→ Exercise directions
A complete answer lists every line of the entries below where the string "rate" appears.

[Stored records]
[Start of section]

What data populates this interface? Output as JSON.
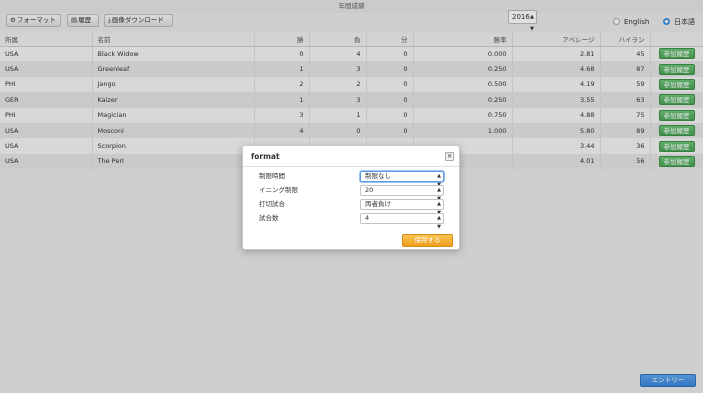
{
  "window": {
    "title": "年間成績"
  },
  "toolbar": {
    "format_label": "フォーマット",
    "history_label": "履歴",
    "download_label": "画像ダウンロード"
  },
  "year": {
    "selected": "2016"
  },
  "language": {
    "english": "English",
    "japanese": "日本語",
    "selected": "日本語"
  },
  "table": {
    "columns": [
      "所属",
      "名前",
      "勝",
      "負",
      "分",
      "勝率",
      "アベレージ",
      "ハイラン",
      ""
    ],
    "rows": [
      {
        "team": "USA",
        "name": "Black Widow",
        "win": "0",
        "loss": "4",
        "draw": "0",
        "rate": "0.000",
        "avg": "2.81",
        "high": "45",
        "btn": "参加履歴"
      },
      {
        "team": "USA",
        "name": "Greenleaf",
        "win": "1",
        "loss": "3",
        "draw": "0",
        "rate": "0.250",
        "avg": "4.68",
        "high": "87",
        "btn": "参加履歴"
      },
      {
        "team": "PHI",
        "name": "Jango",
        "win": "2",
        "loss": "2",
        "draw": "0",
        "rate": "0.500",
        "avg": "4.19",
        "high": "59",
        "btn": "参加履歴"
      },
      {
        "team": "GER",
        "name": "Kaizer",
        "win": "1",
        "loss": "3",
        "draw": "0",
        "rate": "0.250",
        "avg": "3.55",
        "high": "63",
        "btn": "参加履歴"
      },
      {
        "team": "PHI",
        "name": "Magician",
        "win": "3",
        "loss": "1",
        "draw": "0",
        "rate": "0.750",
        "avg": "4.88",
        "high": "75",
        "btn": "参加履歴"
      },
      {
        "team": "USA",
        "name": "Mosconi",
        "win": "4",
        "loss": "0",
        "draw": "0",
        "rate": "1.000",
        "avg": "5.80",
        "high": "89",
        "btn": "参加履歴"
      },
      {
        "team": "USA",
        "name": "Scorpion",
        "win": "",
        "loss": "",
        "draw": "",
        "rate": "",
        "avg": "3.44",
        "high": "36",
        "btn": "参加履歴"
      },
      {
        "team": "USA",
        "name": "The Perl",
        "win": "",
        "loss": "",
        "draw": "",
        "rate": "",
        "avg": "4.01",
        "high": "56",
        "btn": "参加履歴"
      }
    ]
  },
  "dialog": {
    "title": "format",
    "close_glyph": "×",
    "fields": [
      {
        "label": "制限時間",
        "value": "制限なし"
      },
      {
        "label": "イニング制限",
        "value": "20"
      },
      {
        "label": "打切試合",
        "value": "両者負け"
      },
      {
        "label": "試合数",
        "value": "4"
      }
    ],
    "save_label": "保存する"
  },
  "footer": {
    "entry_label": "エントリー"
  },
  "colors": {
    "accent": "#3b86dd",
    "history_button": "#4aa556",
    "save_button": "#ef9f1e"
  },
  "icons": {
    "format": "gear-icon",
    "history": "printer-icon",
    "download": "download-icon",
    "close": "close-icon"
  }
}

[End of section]
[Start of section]

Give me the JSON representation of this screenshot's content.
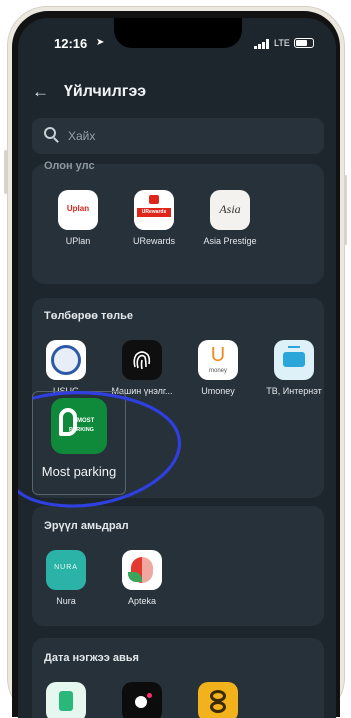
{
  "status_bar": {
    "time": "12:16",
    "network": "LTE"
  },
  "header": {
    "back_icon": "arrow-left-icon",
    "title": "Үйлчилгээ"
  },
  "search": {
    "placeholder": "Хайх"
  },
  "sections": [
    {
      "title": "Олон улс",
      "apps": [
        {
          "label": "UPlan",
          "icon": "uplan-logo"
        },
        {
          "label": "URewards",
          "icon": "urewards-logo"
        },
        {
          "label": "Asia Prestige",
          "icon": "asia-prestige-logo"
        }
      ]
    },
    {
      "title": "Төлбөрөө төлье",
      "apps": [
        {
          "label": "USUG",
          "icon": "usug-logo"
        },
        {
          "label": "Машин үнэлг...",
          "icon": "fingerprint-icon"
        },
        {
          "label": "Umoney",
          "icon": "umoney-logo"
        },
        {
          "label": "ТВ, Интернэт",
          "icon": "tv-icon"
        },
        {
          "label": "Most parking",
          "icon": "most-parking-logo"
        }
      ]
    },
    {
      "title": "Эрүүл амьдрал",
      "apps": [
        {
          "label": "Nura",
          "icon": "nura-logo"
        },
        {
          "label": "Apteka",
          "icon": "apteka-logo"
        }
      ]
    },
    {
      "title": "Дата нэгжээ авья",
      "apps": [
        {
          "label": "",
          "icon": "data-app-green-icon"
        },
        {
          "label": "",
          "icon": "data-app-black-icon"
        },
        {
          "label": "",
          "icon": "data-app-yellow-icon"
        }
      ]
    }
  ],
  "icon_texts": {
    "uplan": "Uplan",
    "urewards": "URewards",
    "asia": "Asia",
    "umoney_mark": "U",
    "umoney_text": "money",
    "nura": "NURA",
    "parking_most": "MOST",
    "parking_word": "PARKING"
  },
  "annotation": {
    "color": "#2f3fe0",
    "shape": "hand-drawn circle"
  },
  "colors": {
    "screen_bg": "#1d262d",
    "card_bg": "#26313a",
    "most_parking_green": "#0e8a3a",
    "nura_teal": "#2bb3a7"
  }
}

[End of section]

→ Response
        "rate": "0.000",
        "rate": "0.250",
        "rate": "0.500",
        "rate": "0.250",
        "rate": "0.750",
        "rate": "1.000",
        "rate": "",
        "rate": "",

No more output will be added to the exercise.